From classic thrillers such as Scream, The Ring, and The Shining, all the way to the recently produced horror movies like IT, all include these stale cliches. Whether it be the mundane splitting of the group or the infamous car stalling, all of these and more are horror movie cliches to look out for during the next trip to the movie theater.
The most common of cliches being the very predictable, splitting up the group. This is the common Scooby-Doo type cliche. The group is completely unharmed but someone had the great idea to split up the group because obviously, pairs of people are much stronger than a large group of people. Sophomore Tyler Pruitt thinks, “It shows a lack of creativity in writing. Writers should really push the limits of premise and conflict to find something that fits our generation now, not the 70’s.”
Perfect, the protagonists have finally made it to the car and are ready to get away from the scary murderer. Time to drive away, right? Oh wait, the car battery is dead, the tires are slashed, the brakes have been cut, and the car is out of gas. When hasn’t this corny cliché been used? This cliche isn’t exclusively used in horror movies, it’s also used in many genres such as comedy.
Apparently, technology isn’t as great as it was thought to be. Of all times for a car to break down, being chased down by a murderer isn’t the most ideal position. Freshman Hannah Reilly thinks this ruins the movie saying, “The car stalling is overused and it doesn’t provide any suspense because most people can already predict what can happen from seeing other movies.”

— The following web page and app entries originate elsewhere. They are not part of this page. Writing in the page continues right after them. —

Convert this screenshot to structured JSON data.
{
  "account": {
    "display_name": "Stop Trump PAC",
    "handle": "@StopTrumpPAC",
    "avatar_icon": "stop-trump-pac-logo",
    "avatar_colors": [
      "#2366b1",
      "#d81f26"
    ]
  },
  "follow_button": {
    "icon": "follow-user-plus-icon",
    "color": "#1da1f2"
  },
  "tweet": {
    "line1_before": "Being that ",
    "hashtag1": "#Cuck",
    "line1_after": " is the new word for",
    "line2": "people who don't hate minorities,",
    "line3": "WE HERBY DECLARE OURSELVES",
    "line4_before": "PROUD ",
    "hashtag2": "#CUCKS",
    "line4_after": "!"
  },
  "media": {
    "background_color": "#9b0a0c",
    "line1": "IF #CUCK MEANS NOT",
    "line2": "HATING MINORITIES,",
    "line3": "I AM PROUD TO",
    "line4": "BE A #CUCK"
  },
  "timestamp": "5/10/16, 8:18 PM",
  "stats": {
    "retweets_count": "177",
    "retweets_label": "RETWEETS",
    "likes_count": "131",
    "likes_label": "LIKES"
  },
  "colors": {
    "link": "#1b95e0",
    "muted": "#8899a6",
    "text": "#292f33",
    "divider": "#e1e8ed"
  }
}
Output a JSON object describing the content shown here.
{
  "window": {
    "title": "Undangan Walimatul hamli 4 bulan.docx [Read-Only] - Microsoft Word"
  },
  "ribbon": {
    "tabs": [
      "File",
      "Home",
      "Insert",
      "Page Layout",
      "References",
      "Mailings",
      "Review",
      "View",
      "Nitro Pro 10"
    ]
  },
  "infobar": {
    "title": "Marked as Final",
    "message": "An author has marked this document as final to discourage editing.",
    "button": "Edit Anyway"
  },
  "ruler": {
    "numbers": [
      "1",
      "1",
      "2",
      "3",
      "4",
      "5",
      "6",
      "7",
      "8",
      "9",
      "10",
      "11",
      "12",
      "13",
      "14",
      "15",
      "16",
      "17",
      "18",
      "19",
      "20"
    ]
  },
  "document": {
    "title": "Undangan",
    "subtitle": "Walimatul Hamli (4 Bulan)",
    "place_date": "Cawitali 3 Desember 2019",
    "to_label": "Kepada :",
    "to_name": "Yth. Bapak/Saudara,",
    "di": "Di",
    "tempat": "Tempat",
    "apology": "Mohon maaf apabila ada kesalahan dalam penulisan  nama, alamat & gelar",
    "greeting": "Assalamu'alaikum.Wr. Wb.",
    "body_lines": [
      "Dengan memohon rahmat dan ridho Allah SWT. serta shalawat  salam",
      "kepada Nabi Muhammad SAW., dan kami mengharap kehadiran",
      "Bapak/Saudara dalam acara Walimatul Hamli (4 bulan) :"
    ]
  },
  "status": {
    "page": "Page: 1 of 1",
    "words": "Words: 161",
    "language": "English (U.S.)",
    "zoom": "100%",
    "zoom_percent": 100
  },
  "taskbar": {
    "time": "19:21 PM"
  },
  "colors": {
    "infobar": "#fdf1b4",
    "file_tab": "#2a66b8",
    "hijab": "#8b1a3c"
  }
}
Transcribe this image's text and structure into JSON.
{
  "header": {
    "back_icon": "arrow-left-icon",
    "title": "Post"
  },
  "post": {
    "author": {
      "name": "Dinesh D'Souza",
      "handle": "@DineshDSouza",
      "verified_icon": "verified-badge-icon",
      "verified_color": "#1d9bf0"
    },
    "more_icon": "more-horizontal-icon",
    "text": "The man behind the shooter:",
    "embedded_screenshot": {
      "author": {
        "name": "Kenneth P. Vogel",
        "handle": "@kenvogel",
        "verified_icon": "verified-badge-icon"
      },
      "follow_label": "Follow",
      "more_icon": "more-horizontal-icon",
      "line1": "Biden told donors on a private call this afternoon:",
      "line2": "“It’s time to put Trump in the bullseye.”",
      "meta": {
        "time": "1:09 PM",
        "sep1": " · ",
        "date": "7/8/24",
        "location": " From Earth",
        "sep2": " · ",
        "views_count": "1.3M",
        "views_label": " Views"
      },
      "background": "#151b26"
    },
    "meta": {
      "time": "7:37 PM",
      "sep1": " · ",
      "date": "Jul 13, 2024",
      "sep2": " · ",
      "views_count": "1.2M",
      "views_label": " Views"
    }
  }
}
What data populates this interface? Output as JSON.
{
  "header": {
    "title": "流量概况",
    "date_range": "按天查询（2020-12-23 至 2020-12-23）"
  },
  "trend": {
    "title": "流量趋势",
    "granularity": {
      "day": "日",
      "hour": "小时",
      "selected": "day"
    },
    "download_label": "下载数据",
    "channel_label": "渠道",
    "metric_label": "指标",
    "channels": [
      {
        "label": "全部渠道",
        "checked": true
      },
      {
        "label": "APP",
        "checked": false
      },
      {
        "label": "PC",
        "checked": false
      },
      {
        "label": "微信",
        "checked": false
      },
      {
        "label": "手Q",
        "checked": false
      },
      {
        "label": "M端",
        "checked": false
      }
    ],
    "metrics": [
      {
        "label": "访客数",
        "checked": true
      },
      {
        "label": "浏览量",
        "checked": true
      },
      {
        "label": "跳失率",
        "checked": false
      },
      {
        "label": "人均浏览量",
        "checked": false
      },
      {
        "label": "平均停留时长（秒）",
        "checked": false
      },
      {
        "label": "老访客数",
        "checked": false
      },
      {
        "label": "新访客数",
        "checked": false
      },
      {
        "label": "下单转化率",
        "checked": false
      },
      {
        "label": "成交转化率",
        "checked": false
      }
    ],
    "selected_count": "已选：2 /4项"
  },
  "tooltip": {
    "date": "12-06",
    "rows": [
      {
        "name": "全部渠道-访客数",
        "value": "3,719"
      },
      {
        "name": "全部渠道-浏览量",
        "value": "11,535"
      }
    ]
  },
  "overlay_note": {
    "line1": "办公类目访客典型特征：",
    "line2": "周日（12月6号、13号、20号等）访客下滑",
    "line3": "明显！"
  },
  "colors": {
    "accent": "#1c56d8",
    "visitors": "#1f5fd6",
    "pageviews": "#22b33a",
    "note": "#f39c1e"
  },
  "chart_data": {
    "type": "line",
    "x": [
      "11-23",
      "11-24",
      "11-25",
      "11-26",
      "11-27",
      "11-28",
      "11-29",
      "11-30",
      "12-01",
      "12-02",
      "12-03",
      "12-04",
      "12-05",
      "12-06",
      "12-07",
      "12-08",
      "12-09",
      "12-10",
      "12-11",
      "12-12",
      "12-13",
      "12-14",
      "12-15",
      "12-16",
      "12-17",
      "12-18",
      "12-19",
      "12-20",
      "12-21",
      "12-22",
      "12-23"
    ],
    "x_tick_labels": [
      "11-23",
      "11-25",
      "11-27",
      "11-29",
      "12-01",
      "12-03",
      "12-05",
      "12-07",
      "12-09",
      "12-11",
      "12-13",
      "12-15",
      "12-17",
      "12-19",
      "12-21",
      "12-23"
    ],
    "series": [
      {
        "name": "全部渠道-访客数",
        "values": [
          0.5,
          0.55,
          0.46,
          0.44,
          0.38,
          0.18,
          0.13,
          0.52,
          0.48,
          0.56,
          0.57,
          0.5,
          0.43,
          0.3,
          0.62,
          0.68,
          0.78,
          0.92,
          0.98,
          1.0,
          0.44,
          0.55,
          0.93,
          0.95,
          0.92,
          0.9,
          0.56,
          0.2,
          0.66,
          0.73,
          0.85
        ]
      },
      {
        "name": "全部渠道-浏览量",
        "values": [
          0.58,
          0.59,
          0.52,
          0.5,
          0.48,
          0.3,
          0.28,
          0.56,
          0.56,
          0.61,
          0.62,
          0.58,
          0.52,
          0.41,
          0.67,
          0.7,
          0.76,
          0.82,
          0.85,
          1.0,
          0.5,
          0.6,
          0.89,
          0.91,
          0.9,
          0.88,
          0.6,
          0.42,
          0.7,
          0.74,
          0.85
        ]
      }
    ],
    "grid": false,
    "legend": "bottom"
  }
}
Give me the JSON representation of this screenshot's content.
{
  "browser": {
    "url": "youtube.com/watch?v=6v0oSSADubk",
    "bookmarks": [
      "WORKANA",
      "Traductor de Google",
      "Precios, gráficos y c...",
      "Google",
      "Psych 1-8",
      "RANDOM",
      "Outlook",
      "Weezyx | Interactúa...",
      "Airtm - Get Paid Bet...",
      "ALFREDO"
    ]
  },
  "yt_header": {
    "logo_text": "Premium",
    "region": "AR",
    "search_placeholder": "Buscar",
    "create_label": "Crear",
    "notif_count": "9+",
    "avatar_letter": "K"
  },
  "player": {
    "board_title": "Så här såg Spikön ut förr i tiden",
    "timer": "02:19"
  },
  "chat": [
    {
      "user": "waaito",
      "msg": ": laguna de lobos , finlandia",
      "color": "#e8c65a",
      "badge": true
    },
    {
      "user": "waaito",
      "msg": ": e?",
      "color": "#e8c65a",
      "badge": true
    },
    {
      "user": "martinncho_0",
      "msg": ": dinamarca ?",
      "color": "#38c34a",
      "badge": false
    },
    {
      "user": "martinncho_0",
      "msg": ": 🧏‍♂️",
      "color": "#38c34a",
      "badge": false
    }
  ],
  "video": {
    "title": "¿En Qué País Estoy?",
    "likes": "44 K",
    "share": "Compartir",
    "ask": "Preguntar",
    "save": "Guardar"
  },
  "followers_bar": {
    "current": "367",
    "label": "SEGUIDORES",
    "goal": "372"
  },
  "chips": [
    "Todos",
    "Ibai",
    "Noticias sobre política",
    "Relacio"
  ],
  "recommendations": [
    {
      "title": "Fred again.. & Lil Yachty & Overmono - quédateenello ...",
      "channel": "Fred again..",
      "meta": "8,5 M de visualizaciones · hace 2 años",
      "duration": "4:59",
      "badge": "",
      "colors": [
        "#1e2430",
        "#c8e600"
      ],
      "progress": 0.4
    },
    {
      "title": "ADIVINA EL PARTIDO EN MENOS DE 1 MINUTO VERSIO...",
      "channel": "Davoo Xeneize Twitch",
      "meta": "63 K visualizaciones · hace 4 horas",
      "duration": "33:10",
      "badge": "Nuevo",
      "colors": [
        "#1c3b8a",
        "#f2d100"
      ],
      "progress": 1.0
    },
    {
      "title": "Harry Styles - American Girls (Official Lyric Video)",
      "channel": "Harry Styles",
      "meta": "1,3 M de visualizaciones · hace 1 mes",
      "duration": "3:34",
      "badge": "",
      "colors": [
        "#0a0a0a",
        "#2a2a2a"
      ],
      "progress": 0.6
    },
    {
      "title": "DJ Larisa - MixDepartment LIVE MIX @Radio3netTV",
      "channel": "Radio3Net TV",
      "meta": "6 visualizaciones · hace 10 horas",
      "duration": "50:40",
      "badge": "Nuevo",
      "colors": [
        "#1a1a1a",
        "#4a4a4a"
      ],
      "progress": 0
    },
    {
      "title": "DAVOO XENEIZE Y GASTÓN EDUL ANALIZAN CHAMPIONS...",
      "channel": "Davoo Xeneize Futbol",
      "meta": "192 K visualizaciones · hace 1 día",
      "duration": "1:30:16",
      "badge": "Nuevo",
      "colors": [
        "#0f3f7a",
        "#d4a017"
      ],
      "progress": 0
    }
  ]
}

Those who have watched any horror movie have witnessed a protagonist walk into the room everyone knows not to go in. The dramatic irony of these situations is just plain old and unoriginal. Freshman Kaitlyn Marshall states, “That it is overused, but it honestly depends on how the plot of the film is conducted and interpreted. If it’s a well-made film and the cliche is done tastefully, then I think it’s okay.”
It is commonly seen that horror movies are chock-full of corny, overused, unoriginal, and mundane cliches that, for some students, can ruin a film. Even though these cliches may be predictable, they don’t completely ruin these movies and a good horror flick can still make for a great Halloween experience.
[Photo by Justin Reese]
Photo Caption: “Junior Marie Marcoline gets into the spirit of Halloween while watching Stephen King’s IT.”